When I first set eyes on the house it was a wet and miserable February, twenty-six years ago. It had not been lived in through the previous winter, and had been put on the market half-way through some major renovations. It was uninhabitable when we bought it, and only barely livable when we moved in, in the summer of ’93. There were no doors in the kitchen – then again there was no kitchen. We were proper blow-ins back then, with a copy of John Seymour’s ‘The Complete Guide to Self-Sufficiency’ in one hand, and an Enya CD in the other.
Over the years we colonised one room after another to create the indisputably lovely, if somewhat shabby chic, family home that it is today. It has taken time, money, blood, sweat and tears only surpassed by raising four daughters in it. I wish I could say that it is finished. Or that it will ever be. Though it pains me, I know that I will never be able to step back from my immaculate house and say: “My job is done.”
A word of caution to those of you dreaming of renovating an old building: You will dream on decades after you buy it, because it never ends… This is particularly true for those of you who harbour dreams of restoring a big, period house. Dream on…there will always be something more urgent to be done, asap. The paradox of a big old house in the countryside is that it can both generate wild burst of pure fantasy (Let’s turn these two small rooms and pokey hallway into one big room! Let’s take the flat roof off and build a glass covered mezzanine!) with the harsh slap of reality (“What’s that noise? Is that water? It’s coming through the ceiling!).
You see the thing about an old house is that there is always something left to finish, which you never get around to doing because something else has broken down in the meantime and needs repairing. Unless you have a pile of money to keep up, hard decisions have to be made between decorating a room and replacing the immersion. Never having had what could be called a ‘steady’ job, home improvements planning is more like triage in A&E. Plumbing comes before heating. Clogged soak-aways and full septic tanks need one, maybe two, consultants to step in. Electrics trumps everything (no electricity equals no water).
Over the years, walls have been plastered, drains have been built and improved; electrics, plumbing and gutters have been installed and repaired many a time (three immersions so far), facias and soffits replaced…the list goes on and on. Sometimes the improvements are visible, like finally getting an ensuite shower room in my bedroom two summers ago. Most of the time they are of the invisible kind. The sort of essential and expensive improvements that no one notices. You’re hardly going to have friends around to show off the new immersion, are you? In fact, even if you were daft enough to do that, most of the really important improvements are behind walls, or buried under ground, or up on the roof. Thousands of euros and nothing to show for it. Until now.

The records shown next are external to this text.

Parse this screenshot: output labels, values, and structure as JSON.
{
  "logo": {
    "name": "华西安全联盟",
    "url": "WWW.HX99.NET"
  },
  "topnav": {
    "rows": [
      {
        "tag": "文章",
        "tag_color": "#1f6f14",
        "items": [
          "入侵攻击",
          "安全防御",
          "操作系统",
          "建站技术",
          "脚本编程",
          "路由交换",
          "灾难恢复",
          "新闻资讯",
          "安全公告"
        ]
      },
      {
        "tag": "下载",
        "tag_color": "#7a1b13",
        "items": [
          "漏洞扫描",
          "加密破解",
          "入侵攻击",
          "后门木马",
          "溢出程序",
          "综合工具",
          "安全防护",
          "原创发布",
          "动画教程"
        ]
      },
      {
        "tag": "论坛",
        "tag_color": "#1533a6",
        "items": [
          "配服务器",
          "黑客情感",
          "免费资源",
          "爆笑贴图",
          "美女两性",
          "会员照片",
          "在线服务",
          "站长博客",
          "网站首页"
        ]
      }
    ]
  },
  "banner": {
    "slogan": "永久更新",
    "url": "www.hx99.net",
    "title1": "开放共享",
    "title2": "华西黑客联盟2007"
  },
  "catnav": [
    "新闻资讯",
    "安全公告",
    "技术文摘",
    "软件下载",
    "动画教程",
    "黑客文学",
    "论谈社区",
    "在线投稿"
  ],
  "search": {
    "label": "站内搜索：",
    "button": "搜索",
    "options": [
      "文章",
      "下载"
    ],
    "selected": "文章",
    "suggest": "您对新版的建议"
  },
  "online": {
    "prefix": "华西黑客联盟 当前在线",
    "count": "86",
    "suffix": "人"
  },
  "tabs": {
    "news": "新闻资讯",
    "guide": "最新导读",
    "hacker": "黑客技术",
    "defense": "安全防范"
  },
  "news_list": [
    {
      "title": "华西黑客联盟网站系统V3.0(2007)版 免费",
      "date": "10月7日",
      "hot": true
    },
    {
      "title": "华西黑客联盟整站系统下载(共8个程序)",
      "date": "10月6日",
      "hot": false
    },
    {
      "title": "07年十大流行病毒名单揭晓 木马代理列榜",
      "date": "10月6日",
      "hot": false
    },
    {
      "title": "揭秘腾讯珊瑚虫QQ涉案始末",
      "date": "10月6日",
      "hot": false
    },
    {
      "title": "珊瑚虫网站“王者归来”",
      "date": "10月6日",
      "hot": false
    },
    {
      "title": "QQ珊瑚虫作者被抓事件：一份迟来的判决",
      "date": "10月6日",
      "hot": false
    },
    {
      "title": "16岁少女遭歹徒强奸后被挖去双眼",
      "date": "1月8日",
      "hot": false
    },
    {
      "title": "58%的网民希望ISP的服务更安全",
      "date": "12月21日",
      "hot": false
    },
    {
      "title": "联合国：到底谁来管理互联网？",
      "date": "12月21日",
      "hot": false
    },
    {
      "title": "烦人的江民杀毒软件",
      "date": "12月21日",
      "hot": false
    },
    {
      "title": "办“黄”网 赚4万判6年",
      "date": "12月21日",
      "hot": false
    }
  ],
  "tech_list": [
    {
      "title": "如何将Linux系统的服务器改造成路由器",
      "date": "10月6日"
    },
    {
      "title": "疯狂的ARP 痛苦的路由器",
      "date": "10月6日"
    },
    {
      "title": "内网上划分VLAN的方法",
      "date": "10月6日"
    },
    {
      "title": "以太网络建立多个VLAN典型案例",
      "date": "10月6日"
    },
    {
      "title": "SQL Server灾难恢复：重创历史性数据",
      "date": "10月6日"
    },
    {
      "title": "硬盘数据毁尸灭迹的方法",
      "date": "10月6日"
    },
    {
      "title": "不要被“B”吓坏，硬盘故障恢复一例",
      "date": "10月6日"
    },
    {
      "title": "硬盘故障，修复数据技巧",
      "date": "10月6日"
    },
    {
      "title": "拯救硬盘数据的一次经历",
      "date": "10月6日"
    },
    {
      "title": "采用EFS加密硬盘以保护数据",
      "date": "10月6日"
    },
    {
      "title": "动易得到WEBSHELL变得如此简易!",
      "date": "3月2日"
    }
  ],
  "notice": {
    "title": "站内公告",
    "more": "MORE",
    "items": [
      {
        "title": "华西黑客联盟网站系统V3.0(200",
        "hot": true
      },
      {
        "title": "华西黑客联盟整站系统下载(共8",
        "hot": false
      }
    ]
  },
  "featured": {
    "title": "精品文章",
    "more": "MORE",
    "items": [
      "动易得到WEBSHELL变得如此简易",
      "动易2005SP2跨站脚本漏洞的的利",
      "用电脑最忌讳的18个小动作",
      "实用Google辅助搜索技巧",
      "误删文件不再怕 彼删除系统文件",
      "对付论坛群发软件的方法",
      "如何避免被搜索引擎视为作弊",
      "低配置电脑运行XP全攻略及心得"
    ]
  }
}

This summer I will finally have a home improvement that I can show off. I’m having the house painted. After 26 years of dull, lifeless, grey, we’re getting a makeover. I hadn’t planned to paint the house. In fact, it was way, way down my list of potential jobs for this summer. The most urgent was getting the gutters cleared and fixed. It should have been done last year, or even the year before. Over the last two, wet, winters the house developed several gushing waterfalls after a heavy rain. Ophelia probably didn’t help. The one near my bedroom was so disconcerting that it would wake me up at night (What’s that noise? Is that water?). The man who fixed the gutters offered to power wash the house while he was at it. I thought that sounded great. The funny thing is that I thought the house would look freshened up without painting. Dream on. After the power washing the grey walls did look squeaky clean, but the windows and surrounds looked like they’d been heavily exfoliated, which in a sense they had been. The house looked worse, not better, so funds were shuffled, quotes requested, and paint catalogues poured over.
It will take a few weeks, but if you’re around my neck of the woods, pop around so that I can show off. We’ll be the big, old, RED house on the hill.